Quick Recap: Last week, we presented our preliminary research of three different conditions - Parkinson’s, neurodegeneration, and eating disorders - and their relationship to music therapy. At the time, we were unsure about the best path to take, so we prompted suggestions from the class on which one would be potentially moonshot material.

Feedback: About half of the responses suggested that our project was moonshot material, while the other half urged us to think a little bigger. Many people said that they thought the topics were interesting and suggested that we narrow our research and specialize in one disease. Although many thought that the connection between music therapy and eating disorders was more interesting, others suggested focusing on dementia because there is more research and evidence out there for it.

Some feedback responses:

“I would suggest focusing on dementia, just because it is more researched and focused on the brain.

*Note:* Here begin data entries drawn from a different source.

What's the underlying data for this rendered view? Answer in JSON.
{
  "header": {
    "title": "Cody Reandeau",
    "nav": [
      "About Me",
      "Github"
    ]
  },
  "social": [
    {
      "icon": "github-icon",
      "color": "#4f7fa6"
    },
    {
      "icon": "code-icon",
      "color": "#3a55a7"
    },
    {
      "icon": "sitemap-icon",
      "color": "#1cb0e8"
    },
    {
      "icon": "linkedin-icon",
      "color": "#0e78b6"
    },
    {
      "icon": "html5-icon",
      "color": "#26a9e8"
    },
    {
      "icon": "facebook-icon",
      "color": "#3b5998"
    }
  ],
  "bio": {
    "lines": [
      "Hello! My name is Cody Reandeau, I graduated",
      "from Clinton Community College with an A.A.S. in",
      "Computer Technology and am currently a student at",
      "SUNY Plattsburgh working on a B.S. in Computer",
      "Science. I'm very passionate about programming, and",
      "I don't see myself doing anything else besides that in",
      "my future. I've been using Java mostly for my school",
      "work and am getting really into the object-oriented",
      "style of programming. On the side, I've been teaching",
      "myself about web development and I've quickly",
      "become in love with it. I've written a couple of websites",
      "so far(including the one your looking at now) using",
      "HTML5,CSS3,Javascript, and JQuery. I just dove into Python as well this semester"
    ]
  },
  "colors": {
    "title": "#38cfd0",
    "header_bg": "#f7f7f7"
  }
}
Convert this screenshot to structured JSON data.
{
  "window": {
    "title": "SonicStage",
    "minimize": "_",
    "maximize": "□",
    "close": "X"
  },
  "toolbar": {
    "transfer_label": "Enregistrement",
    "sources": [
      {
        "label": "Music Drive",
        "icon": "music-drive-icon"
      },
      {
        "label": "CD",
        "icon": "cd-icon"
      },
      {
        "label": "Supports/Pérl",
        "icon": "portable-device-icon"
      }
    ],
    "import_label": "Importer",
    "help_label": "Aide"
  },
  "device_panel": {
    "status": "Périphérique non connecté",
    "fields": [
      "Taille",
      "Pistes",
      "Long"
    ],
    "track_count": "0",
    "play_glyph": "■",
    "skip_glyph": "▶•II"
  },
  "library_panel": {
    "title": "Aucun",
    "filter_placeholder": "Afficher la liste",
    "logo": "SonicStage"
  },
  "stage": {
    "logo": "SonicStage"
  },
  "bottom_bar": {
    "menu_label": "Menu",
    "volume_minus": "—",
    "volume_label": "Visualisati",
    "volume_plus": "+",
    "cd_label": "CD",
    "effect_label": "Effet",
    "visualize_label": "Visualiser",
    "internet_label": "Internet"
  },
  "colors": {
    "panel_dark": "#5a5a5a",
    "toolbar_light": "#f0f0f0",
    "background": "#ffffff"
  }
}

It’s a large area of study right now and it would be amazing to see how this could evolve”
“I thought that anorexia and music was interesting, because anorexia is a mental disorder, and music can also affect people mentally rather than physically (at least that's my understanding...)”
“I would recommend that you focus on research on a more general topic, so perhaps neurodegeneration in general because at least it encompasses both PD and dementia.”

The Big Question:

How can we use music to improve language/speech ability and general condition of patients with diseases that impair language?

Though we originally hoped to target biological channels responsible for hormonal secretion, we are now considering shifting our research to cognition and memory, given the lack of scientific research in music’s influence on specific proteins.

Failed Ideas

  1. App for Parkinson’s patients
    - Concerns were raised in the feedback comments on whether Parkinson’s patients will physically be able to utilize the app without additional assistance when their movement was severely impared.
  2. An attempt to encompass multiple disorders
    - Given that scientific research is fairly limited in regards to music therapy and protein channels, focusing on one disease does not provide a proper foundation for this moonshot project. Therefore, future research will be directed at identifying similarities between various diseases to widen the scope of our research and project.
  3. Develop algorithms to personalize playlists for patients with depression
    - Studies show that listening to sad music actually helps sad people feel better.  This is because when people are sad, they often feel misunderstood and listening to happy music would further contribute to a feeling of detachment. Listening to music one likes also releases dopamine. However, it was hard to find a connection between depression and language.
  4. Develop algorithms to personalize playlists to improve exercise regime
    - Music has been proven to override feelings of fatigue and helps us push through pain. A 2012 study showed that cyclists that listened to music required 7% less oxygen to do the same work as those who cycled in silence. Music can even help us use our energy more efficiently. Again, while we saw a connection between music and exercise, we struggled to relate this to language.
  5. Music as a treatment/prevention for eating disorders and weight maintaining program
    - Understanding that hormones such as leptin, ghrelin, Cortisol, Neuropeptide Y, Estrogen, Insulin, Glucagon like peptide-1, Cholecystokinin, Peptide YY, etc. are related in adjusting appetite and weight, we tried to connect the associated brain area with music to come up with a novel solution that can technically target a larger audience who wish to stay fit. However, we realized that there is a lack of research on how language itself could assist such process as to wavelengths, melodies affecting our neural signals. We saw little connection between language and plasticity in this arena.
  6. Limit of personalization
    - For any of the previously mentioned solutions, we tried to implement a customized solution such as personalized sound system, music, lyrics for the target disease. Yet, we came to realize that we lack enough data to support such creation.

Two Best Ideas

  1. Develop algorithms that personalize songs for patients with dementia to alleviate symptoms
  • Music is known to help dementia patients return to reality and reminisce on their history and personalizing such playlists will help keep patients lucid. For example, we can take a small dataset of a few songs that we observe to elicit a positive “awakening” in the patient and then curate the playlist to include similar songs. These songs could be from the same time era, genre, artist, etc. This will provide a dynamic and diverse playlist for patients to enjoy. We can also encourage them to sing along and and/or physically engage with the music in some way. While listening to music activates certain parts of the brain, producing music engages both sides of the brain, leading to increased functional connectivity.

2. Enroll students with autism spectrum disorder (ASM) in music education at an early age

  • Autism is a developmental disability, which is known to appear typically within the first three years of life and affects one’s ability to communicate.
  • Songs or instruments can be used to support cognitive ability, build self-awareness, and encourage interaction with others. Learning to organize auditory information can assist them in memorizing other facts and tasks.
  • Compared to their peers, students with autism are known to possess better abilities in “pitch processing, labeling of emotions in music, and musical preference.” Understanding that people with autism have a hard time interpreting others’ emotions and thoughts, it is usually harder for them to communicate their own feelings and thoughts back. However, with the research suggesting how students with autism have superior ability in processing pitch, this trait may be employed in assisting their bilateral/multilateral communication.